Source data START

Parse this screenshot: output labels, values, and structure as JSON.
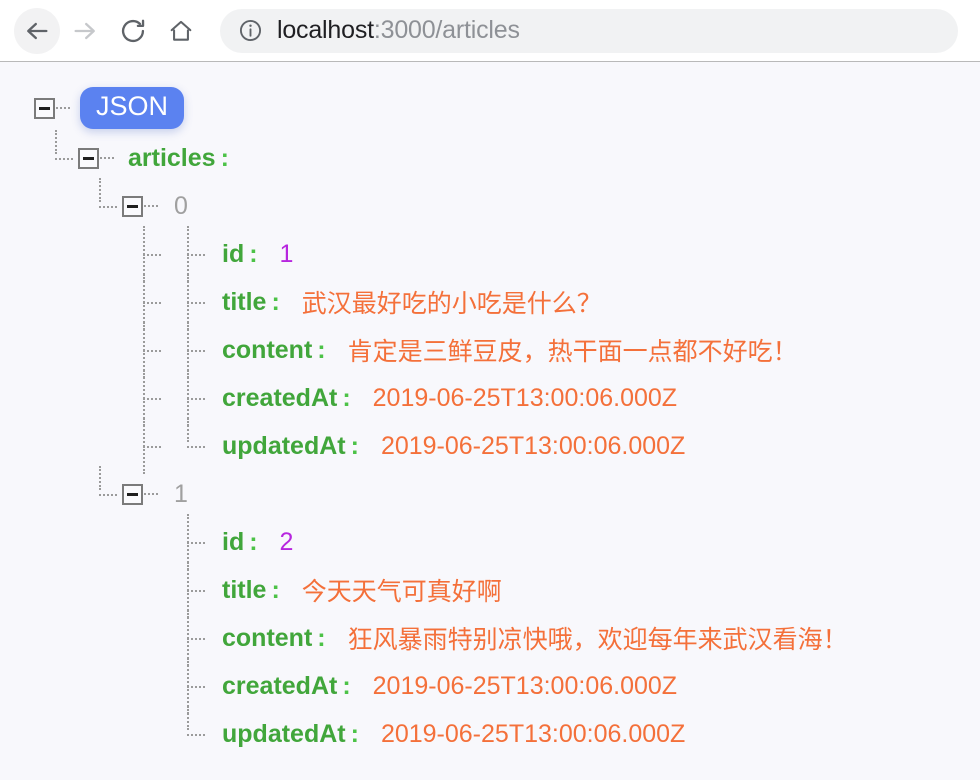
{
  "browser": {
    "back_label": "Back",
    "forward_label": "Forward",
    "reload_label": "Reload",
    "home_label": "Home",
    "site_info_label": "View site information",
    "url_host": "localhost",
    "url_rest": ":3000/articles",
    "url_full": "localhost:3000/articles"
  },
  "viewer": {
    "root_badge": "JSON",
    "root_key": "articles",
    "colon": ":",
    "collapse_symbol": "−",
    "items": [
      {
        "index": "0",
        "fields": [
          {
            "key": "id",
            "value": "1",
            "type": "num"
          },
          {
            "key": "title",
            "value": "武汉最好吃的小吃是什么？",
            "type": "str"
          },
          {
            "key": "content",
            "value": "肯定是三鲜豆皮，热干面一点都不好吃！",
            "type": "str"
          },
          {
            "key": "createdAt",
            "value": "2019-06-25T13:00:06.000Z",
            "type": "date"
          },
          {
            "key": "updatedAt",
            "value": "2019-06-25T13:00:06.000Z",
            "type": "date"
          }
        ]
      },
      {
        "index": "1",
        "fields": [
          {
            "key": "id",
            "value": "2",
            "type": "num"
          },
          {
            "key": "title",
            "value": "今天天气可真好啊",
            "type": "str"
          },
          {
            "key": "content",
            "value": "狂风暴雨特别凉快哦，欢迎每年来武汉看海！",
            "type": "str"
          },
          {
            "key": "createdAt",
            "value": "2019-06-25T13:00:06.000Z",
            "type": "date"
          },
          {
            "key": "updatedAt",
            "value": "2019-06-25T13:00:06.000Z",
            "type": "date"
          }
        ]
      }
    ]
  },
  "colors": {
    "badge": "#5b82f0",
    "key": "#41a63b",
    "string": "#f4703a",
    "number": "#b726df",
    "index": "#a0a0a0",
    "background": "#f8f8fc"
  }
}
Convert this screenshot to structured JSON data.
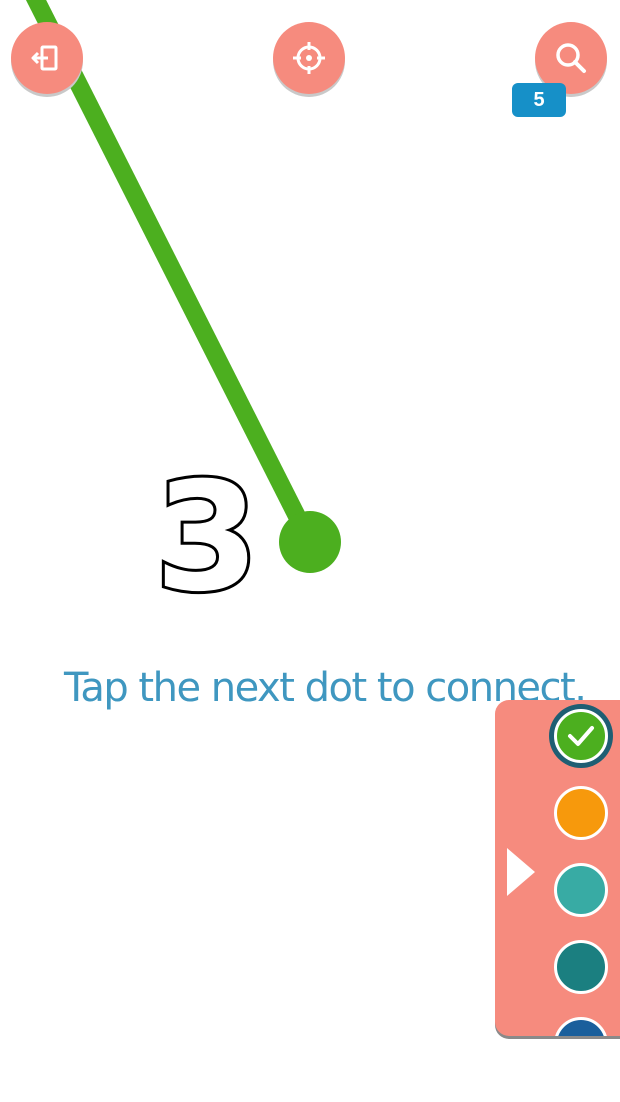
{
  "toolbar": {
    "exit_icon": "exit-icon",
    "center_icon": "crosshair-icon",
    "search_icon": "search-icon",
    "hint_count": "5",
    "button_color": "#f68b7e",
    "badge_color": "#1690c8"
  },
  "game": {
    "current_dot_number": "3",
    "line_color": "#4caf1f",
    "instruction": "Tap the next dot to connect."
  },
  "palette": {
    "toggle_icon": "triangle-right-icon",
    "panel_color": "#f68b7e",
    "colors": [
      {
        "name": "green",
        "color": "#4caf1f",
        "selected": true
      },
      {
        "name": "orange",
        "color": "#f7990c",
        "selected": false
      },
      {
        "name": "teal-light",
        "color": "#38aba4",
        "selected": false
      },
      {
        "name": "teal-dark",
        "color": "#1b7f80",
        "selected": false
      },
      {
        "name": "blue",
        "color": "#1a5f9c",
        "selected": false
      }
    ]
  }
}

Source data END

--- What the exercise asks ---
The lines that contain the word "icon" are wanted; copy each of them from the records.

--- Answer ---
    "exit_icon": "exit-icon",
    "center_icon": "crosshair-icon",
    "search_icon": "search-icon",
    "toggle_icon": "triangle-right-icon",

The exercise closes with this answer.